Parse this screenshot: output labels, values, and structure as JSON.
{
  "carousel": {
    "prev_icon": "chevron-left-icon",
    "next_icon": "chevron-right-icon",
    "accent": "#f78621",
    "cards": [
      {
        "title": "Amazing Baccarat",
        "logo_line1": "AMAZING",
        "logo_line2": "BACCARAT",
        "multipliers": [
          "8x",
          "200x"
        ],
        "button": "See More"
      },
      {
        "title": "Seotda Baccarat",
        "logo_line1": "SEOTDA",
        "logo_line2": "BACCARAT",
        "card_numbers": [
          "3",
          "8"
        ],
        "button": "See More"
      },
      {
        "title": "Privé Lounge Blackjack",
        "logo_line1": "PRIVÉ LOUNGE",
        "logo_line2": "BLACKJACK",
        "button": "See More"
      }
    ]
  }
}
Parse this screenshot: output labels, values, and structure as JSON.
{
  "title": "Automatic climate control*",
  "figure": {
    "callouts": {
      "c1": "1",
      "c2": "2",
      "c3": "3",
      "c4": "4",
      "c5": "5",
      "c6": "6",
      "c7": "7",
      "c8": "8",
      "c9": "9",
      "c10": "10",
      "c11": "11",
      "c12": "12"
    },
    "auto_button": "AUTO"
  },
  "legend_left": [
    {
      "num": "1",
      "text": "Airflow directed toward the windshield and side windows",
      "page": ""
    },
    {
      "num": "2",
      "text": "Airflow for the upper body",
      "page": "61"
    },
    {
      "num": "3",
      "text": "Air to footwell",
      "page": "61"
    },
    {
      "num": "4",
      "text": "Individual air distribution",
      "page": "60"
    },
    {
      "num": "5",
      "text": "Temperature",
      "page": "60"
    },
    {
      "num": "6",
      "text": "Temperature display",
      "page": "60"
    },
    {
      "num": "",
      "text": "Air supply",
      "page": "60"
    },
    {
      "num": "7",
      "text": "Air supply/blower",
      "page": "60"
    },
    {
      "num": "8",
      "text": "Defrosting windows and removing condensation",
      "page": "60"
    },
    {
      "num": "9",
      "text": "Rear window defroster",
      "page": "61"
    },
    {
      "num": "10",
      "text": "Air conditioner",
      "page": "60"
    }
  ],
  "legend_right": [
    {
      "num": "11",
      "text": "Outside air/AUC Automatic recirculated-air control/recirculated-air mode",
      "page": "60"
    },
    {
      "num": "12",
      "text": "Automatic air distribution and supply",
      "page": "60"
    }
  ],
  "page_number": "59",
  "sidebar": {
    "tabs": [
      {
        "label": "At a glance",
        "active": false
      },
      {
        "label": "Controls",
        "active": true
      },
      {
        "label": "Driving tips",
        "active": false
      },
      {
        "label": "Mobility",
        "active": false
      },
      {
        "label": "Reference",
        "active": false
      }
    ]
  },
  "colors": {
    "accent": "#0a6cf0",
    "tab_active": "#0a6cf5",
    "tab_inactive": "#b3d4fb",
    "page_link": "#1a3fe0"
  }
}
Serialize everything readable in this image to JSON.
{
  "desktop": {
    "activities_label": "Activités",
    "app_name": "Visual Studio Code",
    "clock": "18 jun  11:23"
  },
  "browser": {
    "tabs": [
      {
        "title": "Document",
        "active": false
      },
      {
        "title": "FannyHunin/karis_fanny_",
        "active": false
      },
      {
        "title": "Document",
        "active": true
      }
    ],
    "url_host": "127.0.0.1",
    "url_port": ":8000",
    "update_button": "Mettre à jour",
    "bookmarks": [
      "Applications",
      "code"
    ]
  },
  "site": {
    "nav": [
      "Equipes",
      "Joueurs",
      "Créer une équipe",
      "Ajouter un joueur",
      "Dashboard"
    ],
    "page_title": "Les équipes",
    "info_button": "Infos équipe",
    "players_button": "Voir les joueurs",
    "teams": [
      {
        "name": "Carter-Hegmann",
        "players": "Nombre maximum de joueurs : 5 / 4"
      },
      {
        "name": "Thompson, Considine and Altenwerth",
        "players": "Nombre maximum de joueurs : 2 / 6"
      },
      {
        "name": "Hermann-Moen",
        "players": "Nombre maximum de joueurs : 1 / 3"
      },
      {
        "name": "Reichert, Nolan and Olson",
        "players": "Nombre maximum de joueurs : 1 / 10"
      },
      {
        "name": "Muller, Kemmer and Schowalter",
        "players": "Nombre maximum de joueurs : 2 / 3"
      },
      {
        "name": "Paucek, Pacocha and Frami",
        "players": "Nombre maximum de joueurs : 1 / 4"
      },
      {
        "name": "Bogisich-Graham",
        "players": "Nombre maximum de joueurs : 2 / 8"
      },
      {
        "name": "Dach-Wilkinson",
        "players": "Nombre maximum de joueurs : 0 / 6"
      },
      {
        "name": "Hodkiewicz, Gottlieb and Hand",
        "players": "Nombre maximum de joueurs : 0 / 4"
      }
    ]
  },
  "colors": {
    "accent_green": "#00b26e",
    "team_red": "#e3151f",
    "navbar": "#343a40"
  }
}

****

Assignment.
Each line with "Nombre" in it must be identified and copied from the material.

Exercise result.
        "players": "Nombre maximum de joueurs : 5 / 4"
        "players": "Nombre maximum de joueurs : 2 / 6"
        "players": "Nombre maximum de joueurs : 1 / 3"
        "players": "Nombre maximum de joueurs : 1 / 10"
        "players": "Nombre maximum de joueurs : 2 / 3"
        "players": "Nombre maximum de joueurs : 1 / 4"
        "players": "Nombre maximum de joueurs : 2 / 8"
        "players": "Nombre maximum de joueurs : 0 / 6"
        "players": "Nombre maximum de joueurs : 0 / 4"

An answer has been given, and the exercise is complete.